Michael A. McFaul served as Ambassador of the United States of America to the Russian Federation from January, 2012, to February, 2014. Prior to becoming Ambassador, he served for three years as the special assistant to the President and senior director for Russia and Eurasian Affairs at the National Security Council.
McFaul is a professor of political science and a Hoover fellow at Stanford University. He is also director and senior fellow at the Freeman Spogli Institute for International Studies (FSI).
He is the author and editor of several monographs including, Advancing Democracy Abroad: Why We Should and How We Can (2009); with Valerie Bunce and Katheryn Stoner-Weiss, eds., Democracy and Authoritarianism in the Postcommunist World (2009); with Anders Aslund, eds., Revolution in Orange: The Origins of Ukraine's Democratic Breakthrough (2006); with Nikolai Petrov and Andrei
Ryabov, Between Dictatorship and Democracy: Russian Postcommunist Political Reform (2004); with James Goldgeier, Power and Purpose: American Policy toward Russia after the Cold War (2003); and Russia’s Unfinished Revolution: Political Change from Gorbachev to Putin (2001). Most recently, he wrote From Cold War to Hot Peace: An American Ambassador in Putin’s Russia (2018), a New York Times best-selling inside account of U.S.-Russia relations from 1989 to the present.
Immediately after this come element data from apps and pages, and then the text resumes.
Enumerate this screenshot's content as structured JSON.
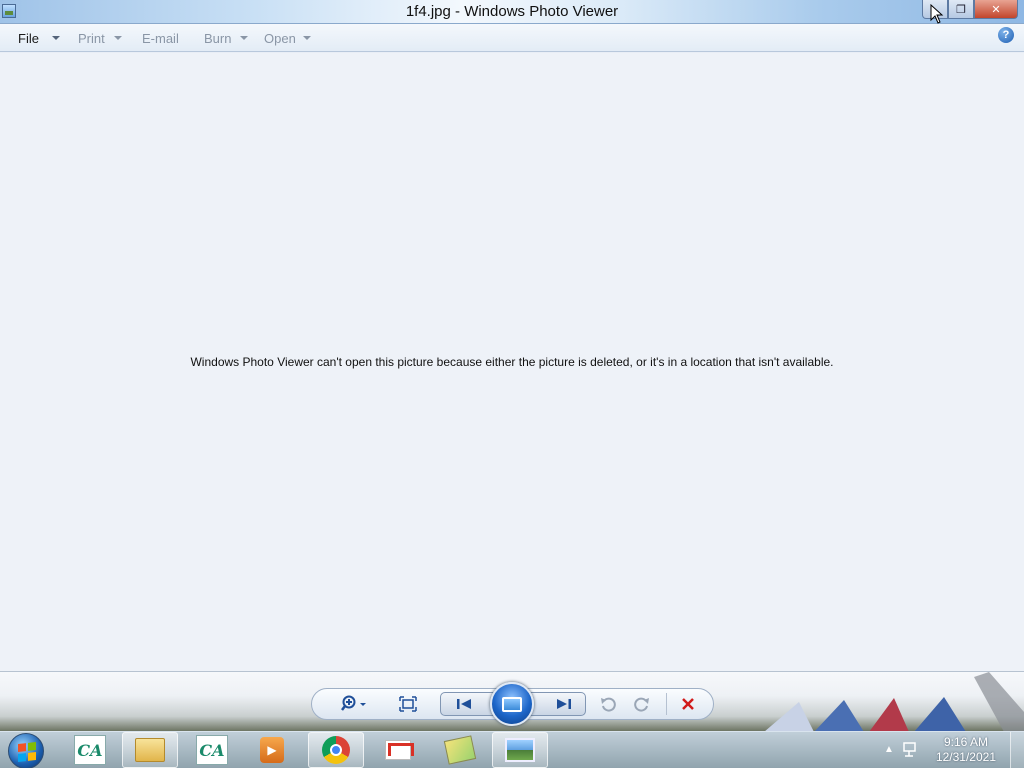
{
  "window": {
    "title": "1f4.jpg - Windows Photo Viewer"
  },
  "menu": {
    "file": "File",
    "print": "Print",
    "email": "E-mail",
    "burn": "Burn",
    "open": "Open",
    "help_icon": "?"
  },
  "content": {
    "message": "Windows Photo Viewer can't open this picture because either the picture is deleted, or it's in a location that isn't available."
  },
  "controls": {
    "zoom": "zoom-icon",
    "actual_size": "actual-size-icon",
    "previous": "previous-icon",
    "slideshow": "slideshow-icon",
    "next": "next-icon",
    "rotate_ccw": "rotate-counterclockwise-icon",
    "rotate_cw": "rotate-clockwise-icon",
    "delete": "delete-icon"
  },
  "taskbar": {
    "ca_logo_1": "CA",
    "ca_logo_2": "CA",
    "time": "9:16 AM",
    "date": "12/31/2021"
  },
  "colors": {
    "content_bg": "#eef2f8",
    "accent": "#1f4f99",
    "delete_red": "#d11a1a"
  }
}
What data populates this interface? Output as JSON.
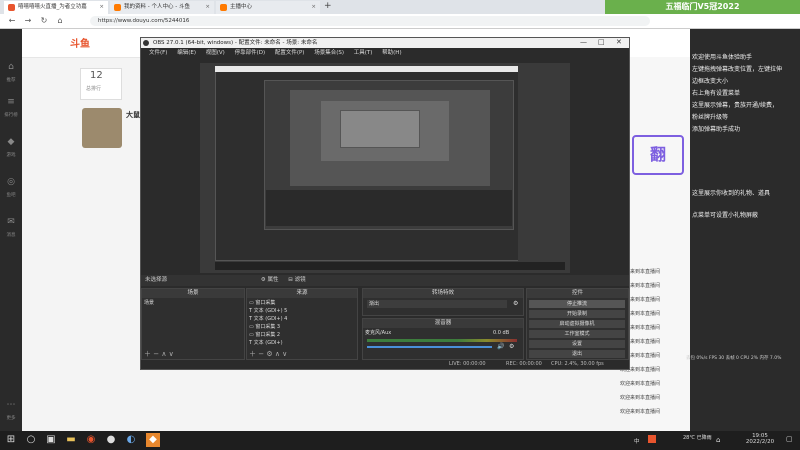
{
  "browser": {
    "tabs": [
      {
        "label": "嘻嘻嘻嘻火直播_为者立功嘉",
        "active": true,
        "color": "#e8552e"
      },
      {
        "label": "我的资料 - 个人中心 - 斗鱼",
        "active": false,
        "color": "#ff7a00"
      },
      {
        "label": "主播中心",
        "active": false,
        "color": "#ff7a00"
      }
    ],
    "new_tab": "+",
    "url": "https://www.douyu.com/5244016",
    "top_banner": "五福临门V5冠2022"
  },
  "site": {
    "logo": "斗鱼",
    "left_nav": [
      "推荐",
      "排行榜",
      "游戏",
      "鱼吧",
      "消息",
      "更多"
    ],
    "room_number": "12",
    "room_sublabel": "总排行",
    "streamer": "大鼠"
  },
  "right_panel": {
    "lines": [
      "欢迎使用斗鱼体验助手",
      "左键拖拽弹幕改变位置，左键拉伸",
      "边框改变大小",
      "右上角有设置菜单",
      "这里展示弹幕，贵族开通/续费，",
      "粉丝牌升级等",
      "添加弹幕助手成功",
      "这里展示你收到的礼物、道具",
      "点菜单可设置小礼物屏蔽"
    ],
    "stats": "丢包 0%/s FPS 30 丢帧 0 CPU 2% 内存 7.0%"
  },
  "chat": {
    "rows": [
      "欢迎来到本直播间",
      "欢迎来到本直播间",
      "欢迎来到本直播间",
      "欢迎来到本直播间",
      "欢迎来到本直播间",
      "欢迎来到本直播间",
      "欢迎来到本直播间",
      "欢迎来到本直播间",
      "欢迎来到本直播间",
      "欢迎来到本直播间",
      "欢迎来到本直播间"
    ]
  },
  "obs": {
    "title": "OBS 27.0.1 (64-bit, windows) - 配置文件: 未命名 - 场景: 未命名",
    "menu": [
      "文件(F)",
      "编辑(E)",
      "视图(V)",
      "停靠部件(D)",
      "配置文件(P)",
      "场景集合(S)",
      "工具(T)",
      "帮助(H)"
    ],
    "source_bar": "未选择源",
    "source_bar_props": "属性",
    "source_bar_filters": "滤镜",
    "scenes": {
      "header": "场景",
      "items": [
        "场景"
      ]
    },
    "sources": {
      "header": "来源",
      "items": [
        "窗口采集",
        "文本 (GDI+) 5",
        "文本 (GDI+) 4",
        "窗口采集 3",
        "窗口采集 2",
        "文本 (GDI+)"
      ]
    },
    "transitions": {
      "header": "转场特效",
      "selected": "渐出",
      "duration_label": "时长",
      "duration": "300 ms"
    },
    "mixer": {
      "header": "混音器",
      "channel": "麦克风/Aux",
      "level": "0.0 dB"
    },
    "controls": {
      "header": "控件",
      "buttons": [
        "停止推流",
        "开始录制",
        "启动虚拟摄像机",
        "工作室模式",
        "设置",
        "退出"
      ]
    },
    "status": {
      "live": "LIVE: 00:00:00",
      "rec": "REC: 00:00:00",
      "cpu": "CPU: 2.4%, 30.00 fps"
    }
  },
  "taskbar": {
    "weather": "28℃ 已降雨",
    "time": "19:05",
    "date": "2022/2/20",
    "lang": "中"
  }
}
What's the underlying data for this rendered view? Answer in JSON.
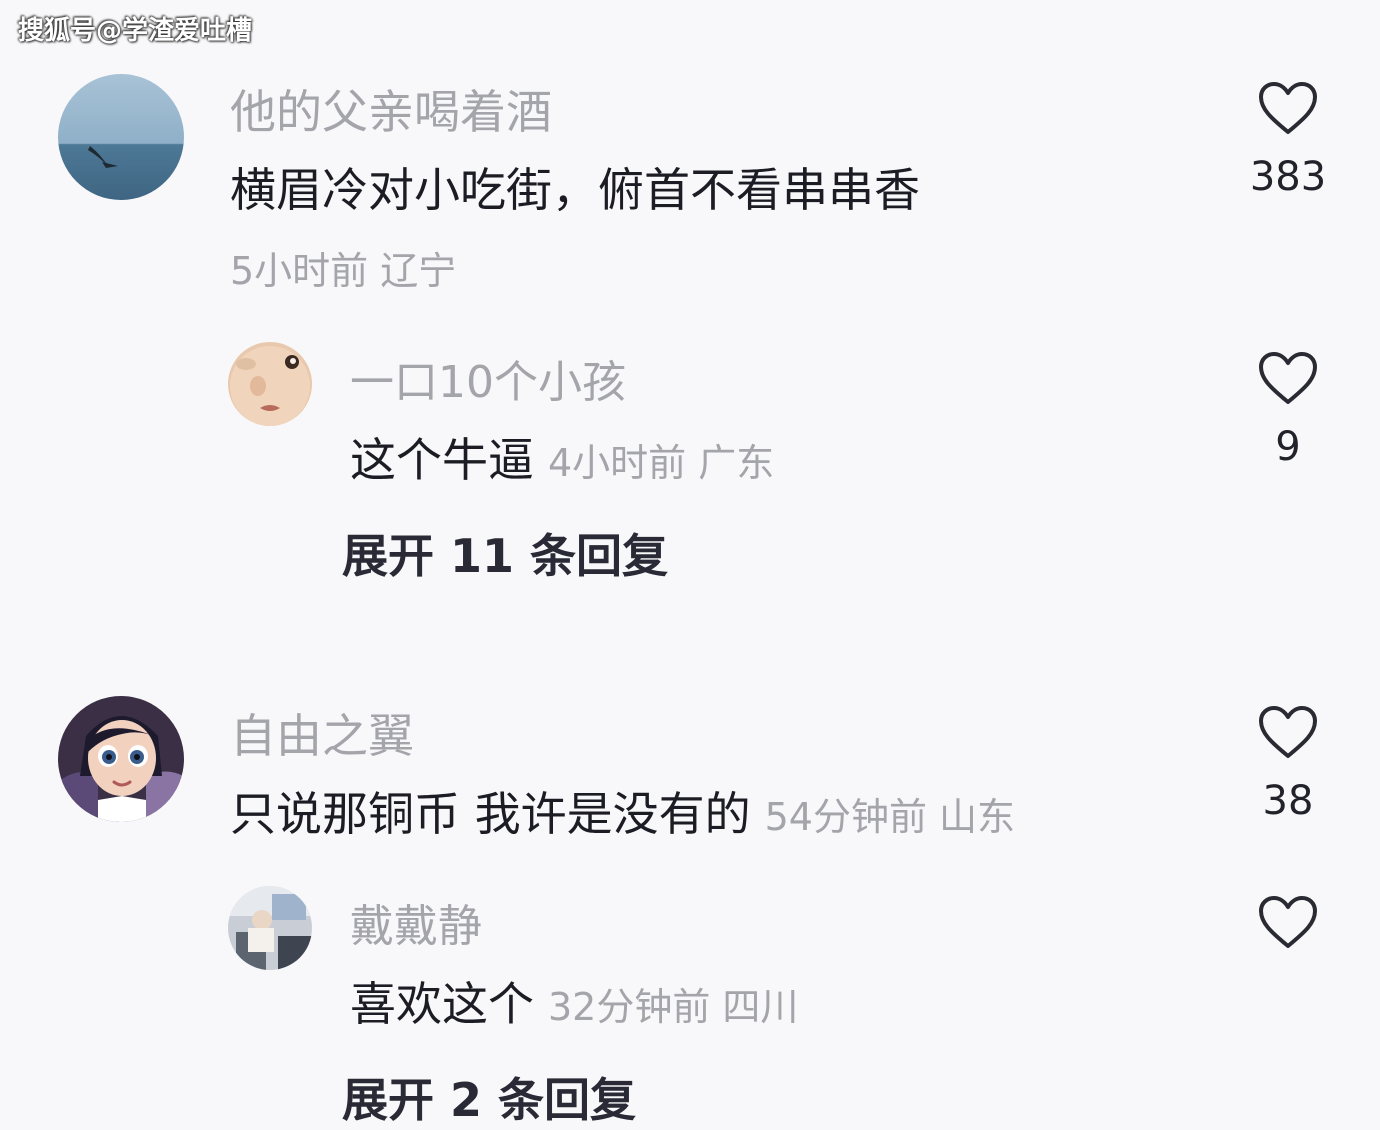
{
  "watermark": "搜狐号@学渣爱吐槽",
  "comments": [
    {
      "username": "他的父亲喝着酒",
      "text": "横眉冷对小吃街，俯首不看串串香",
      "meta": "5小时前 辽宁",
      "likes": "383",
      "avatar": "sea-bird-avatar",
      "replies": [
        {
          "username": "一口10个小孩",
          "text": "这个牛逼",
          "meta": "4小时前 广东",
          "likes": "9",
          "avatar": "baby-face-avatar"
        }
      ],
      "expand_label": "展开 11 条回复"
    },
    {
      "username": "自由之翼",
      "text": "只说那铜币 我许是没有的",
      "meta": "54分钟前 山东",
      "likes": "38",
      "avatar": "cartoon-girl-avatar",
      "replies": [
        {
          "username": "戴戴静",
          "text": "喜欢这个",
          "meta": "32分钟前 四川",
          "likes": "",
          "avatar": "photo-avatar"
        }
      ],
      "expand_label": "展开 2 条回复"
    }
  ],
  "colors": {
    "background": "#f8f8fa",
    "username": "#a4a4ab",
    "text": "#1c1c24",
    "icon": "#2a2a33"
  },
  "icons": {
    "like": "heart-outline-icon"
  }
}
McFaul was born and raised in Montana. He received his Bachelor of Arts degree in International Relations and Slavic Languages and his Master of Arts degree in Soviet and East European Studies from Stanford University in 1986. He was awarded a Rhodes scholarship to Oxford where he completed his Doctor of Philosophy degree in International Relations in 1991.